Bullying is a problem in schools all over America, but recently Florida took radical action against bullying to help victims.
In Florida, bullying is handled on a case-by-case basis, and a full investigation is performed on each incident that is reported. Unfortunately, schools often don’t take things far enough.
Guin, the mother of a 12-year old who was bullied on the bus in Florida, called and reported it to the school. Later she received an email stating “well, the little boy said it didn’t happen, so basically we can’t do anything.”
The issue appears to be one of definition. The dictionary defines bullying as “abuse and mistreatment of someone vulnerable by someone stronger or more powerful.” School psychologist Arwen Guida explains the school defines bullying as “any kind of unwanted, aggressive behavior that occurs repeatedly between a person and another person or group of people.” The Florida Department of Education defines bullying as “systematically and chronically inflicting physical hurt or psychological distress.”
The disconnect in these definitions leaves a lot of cases of abuse unresolved.
Principal David Murphy claims kids mistreat each other all the time and “a student treating another student unfairly or in a bad way does not necessarily classify itself as bullying because of the ongoing nature of a bullying relationship.”
Unfortunately, attitudes like these keep the Florida bullying stats low, but those numbers could be way underestimated due to one-time and irregular occurrences.
Florida Bullying Facts

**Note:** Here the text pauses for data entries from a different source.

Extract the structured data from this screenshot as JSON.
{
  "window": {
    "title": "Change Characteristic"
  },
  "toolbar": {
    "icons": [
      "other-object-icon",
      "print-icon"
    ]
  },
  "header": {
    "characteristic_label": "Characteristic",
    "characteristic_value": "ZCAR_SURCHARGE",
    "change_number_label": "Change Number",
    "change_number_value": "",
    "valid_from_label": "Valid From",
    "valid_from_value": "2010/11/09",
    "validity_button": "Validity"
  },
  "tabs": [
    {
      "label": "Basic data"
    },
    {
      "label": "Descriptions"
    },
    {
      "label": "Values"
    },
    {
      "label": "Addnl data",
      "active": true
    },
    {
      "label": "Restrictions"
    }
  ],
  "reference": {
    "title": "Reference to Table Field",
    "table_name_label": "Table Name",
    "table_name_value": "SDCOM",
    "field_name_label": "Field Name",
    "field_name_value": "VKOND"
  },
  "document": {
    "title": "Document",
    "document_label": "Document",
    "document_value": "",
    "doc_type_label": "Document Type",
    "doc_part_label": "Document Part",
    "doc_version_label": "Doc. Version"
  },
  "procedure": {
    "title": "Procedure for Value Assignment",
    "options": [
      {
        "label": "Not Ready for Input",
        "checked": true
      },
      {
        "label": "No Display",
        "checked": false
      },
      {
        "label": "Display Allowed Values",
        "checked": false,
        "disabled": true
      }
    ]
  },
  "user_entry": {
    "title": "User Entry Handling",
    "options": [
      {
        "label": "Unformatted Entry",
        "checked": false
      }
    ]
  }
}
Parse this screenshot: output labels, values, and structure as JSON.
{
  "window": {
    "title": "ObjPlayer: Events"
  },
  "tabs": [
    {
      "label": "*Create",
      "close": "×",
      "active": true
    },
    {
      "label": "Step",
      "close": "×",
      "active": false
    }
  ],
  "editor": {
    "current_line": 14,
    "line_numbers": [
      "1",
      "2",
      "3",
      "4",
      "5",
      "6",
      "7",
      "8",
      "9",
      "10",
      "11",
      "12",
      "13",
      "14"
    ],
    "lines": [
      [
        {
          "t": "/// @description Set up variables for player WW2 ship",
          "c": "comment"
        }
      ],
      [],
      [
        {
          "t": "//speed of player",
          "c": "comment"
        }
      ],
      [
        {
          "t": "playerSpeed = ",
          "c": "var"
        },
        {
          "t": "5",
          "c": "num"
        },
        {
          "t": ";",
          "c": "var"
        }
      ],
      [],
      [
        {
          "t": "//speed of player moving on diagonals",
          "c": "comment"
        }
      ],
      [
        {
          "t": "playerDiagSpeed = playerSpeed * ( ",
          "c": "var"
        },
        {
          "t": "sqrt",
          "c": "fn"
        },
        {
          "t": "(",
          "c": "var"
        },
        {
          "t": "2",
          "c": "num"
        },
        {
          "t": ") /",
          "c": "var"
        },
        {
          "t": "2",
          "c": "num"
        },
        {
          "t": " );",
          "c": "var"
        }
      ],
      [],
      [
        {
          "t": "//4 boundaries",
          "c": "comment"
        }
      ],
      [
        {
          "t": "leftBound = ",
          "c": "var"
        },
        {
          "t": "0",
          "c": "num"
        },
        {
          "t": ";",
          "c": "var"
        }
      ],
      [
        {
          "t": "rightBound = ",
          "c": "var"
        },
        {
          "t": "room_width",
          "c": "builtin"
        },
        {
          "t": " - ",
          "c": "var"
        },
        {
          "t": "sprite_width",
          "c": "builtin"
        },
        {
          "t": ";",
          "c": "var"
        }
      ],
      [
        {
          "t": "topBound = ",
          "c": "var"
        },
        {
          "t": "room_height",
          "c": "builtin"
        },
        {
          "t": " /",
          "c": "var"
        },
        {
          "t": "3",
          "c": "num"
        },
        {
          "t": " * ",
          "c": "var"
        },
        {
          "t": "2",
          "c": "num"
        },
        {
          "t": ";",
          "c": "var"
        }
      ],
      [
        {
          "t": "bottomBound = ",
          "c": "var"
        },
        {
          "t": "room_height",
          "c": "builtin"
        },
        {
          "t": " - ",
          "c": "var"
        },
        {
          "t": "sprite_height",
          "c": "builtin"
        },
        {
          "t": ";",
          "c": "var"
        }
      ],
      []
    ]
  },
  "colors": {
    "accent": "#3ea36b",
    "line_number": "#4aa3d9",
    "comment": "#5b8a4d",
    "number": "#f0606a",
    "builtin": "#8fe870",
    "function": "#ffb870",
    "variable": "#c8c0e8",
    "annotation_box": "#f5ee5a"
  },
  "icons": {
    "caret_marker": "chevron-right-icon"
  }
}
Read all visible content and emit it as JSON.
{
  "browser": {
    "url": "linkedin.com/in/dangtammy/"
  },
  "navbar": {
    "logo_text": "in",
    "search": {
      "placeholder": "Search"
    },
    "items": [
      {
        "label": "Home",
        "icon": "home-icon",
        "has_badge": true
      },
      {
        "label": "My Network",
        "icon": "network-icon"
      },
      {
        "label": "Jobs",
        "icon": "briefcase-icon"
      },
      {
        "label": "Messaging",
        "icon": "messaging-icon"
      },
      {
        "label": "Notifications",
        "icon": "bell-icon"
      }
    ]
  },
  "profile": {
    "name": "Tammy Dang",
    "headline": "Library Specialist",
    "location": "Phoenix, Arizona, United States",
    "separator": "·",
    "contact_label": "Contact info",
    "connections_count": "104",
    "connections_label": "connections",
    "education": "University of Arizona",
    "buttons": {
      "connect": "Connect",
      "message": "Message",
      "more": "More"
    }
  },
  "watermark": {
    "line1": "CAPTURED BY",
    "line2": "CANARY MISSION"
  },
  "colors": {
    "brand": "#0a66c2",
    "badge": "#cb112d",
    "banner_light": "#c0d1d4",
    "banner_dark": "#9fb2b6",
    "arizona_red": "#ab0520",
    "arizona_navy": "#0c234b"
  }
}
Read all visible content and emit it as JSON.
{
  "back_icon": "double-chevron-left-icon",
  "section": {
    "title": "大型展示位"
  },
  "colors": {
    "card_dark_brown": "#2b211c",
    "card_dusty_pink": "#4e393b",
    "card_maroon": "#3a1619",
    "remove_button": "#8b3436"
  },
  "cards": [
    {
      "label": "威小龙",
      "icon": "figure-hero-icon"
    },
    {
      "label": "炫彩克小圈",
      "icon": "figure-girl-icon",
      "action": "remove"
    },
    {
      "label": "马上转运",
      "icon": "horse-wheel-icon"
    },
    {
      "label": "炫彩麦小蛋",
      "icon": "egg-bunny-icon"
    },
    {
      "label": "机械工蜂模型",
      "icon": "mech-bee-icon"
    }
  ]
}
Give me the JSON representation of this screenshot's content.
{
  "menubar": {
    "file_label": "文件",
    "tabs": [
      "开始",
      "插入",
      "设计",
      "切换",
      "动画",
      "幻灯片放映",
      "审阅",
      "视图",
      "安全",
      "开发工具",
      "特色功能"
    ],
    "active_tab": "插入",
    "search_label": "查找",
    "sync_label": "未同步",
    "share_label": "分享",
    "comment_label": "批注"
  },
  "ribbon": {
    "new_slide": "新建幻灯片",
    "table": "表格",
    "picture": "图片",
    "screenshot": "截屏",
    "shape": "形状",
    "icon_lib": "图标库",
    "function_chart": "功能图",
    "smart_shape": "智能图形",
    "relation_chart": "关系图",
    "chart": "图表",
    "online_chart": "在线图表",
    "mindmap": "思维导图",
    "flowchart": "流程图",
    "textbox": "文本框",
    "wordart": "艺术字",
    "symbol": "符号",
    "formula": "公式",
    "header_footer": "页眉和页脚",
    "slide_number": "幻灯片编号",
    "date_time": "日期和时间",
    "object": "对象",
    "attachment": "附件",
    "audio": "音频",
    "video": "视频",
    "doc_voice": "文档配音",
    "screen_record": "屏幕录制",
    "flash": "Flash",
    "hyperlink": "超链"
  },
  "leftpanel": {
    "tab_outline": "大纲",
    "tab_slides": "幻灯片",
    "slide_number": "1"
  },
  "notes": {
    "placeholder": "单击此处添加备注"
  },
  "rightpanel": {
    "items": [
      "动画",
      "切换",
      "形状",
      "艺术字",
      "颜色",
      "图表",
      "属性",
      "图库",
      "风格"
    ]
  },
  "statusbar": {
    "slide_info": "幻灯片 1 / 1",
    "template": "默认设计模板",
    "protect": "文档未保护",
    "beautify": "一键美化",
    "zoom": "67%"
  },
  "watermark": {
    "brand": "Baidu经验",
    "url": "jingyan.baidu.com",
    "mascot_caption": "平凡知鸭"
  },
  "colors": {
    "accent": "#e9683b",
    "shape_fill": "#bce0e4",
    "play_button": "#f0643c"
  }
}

In 2017 Florida reported only 6,107 incidents of bullying equalling 3% nationwide. However, the National Center for Education Statistics shows that 31% of all students are bullied so Florida’s bullying statistics may be low due to how they classify bullying.
Palm Beach Florida – 1 in every 95 students say they have been bullied.
Duval County claims only 1 in 4,700 students have been bullied.
State-wide Florida reports only one student in a 1,000 is bullied.
600 schools in Florida say no bullying has occurred at all.
64% of all bullying victims never report it to the police.
LGBT bullying at schools is on the rise and victims are less likely to report it due to guilt and shame.
Recent Bullying Events in Florida
In March of this year, Florida’s Governor Rick Scott penned a new law providing all students who have been bullied the right to switch to a private school, regardless of income level. The law requires an investigation, and upon confirmation of bullying, the child is issued a voucher to switch schools. The bill named “The Hope Scholarship Program” covers any student who is a victim of harassment, violence, and bullying.
Following another school shooting in Florida, the suspect’s brother, Zachary Cruz started his own anti-bullying campaign. In a statement made to the press, Zachary admits to having bullied his brother and witnessed others buying him as well. He believes this was a significant factor which led to the incident that killed 17 people.
Back in February of this year, a 12-year old Florida girl committed suicide as a direct result of being cyberbullies by classmates. Following an investigation two of those classmates face charges.
Another 12-year old boy named Sam was physically attacked and his watch broken on the school bus. When his mother reported it to the school, they backed off saying the offender denied it and there was nothing they could do.
On a Positive Note
On a more positive note, students who are fed up with bullying have taken matters into their own hands. In Hillsborough County students have formed a group called Student to Student aimed at preventing bullying through awareness, support, and proactive activities.
If the administration cannot fix the problem then perhaps it is up the students to find a way to police themselves and bridge the gap between bullying and getting along.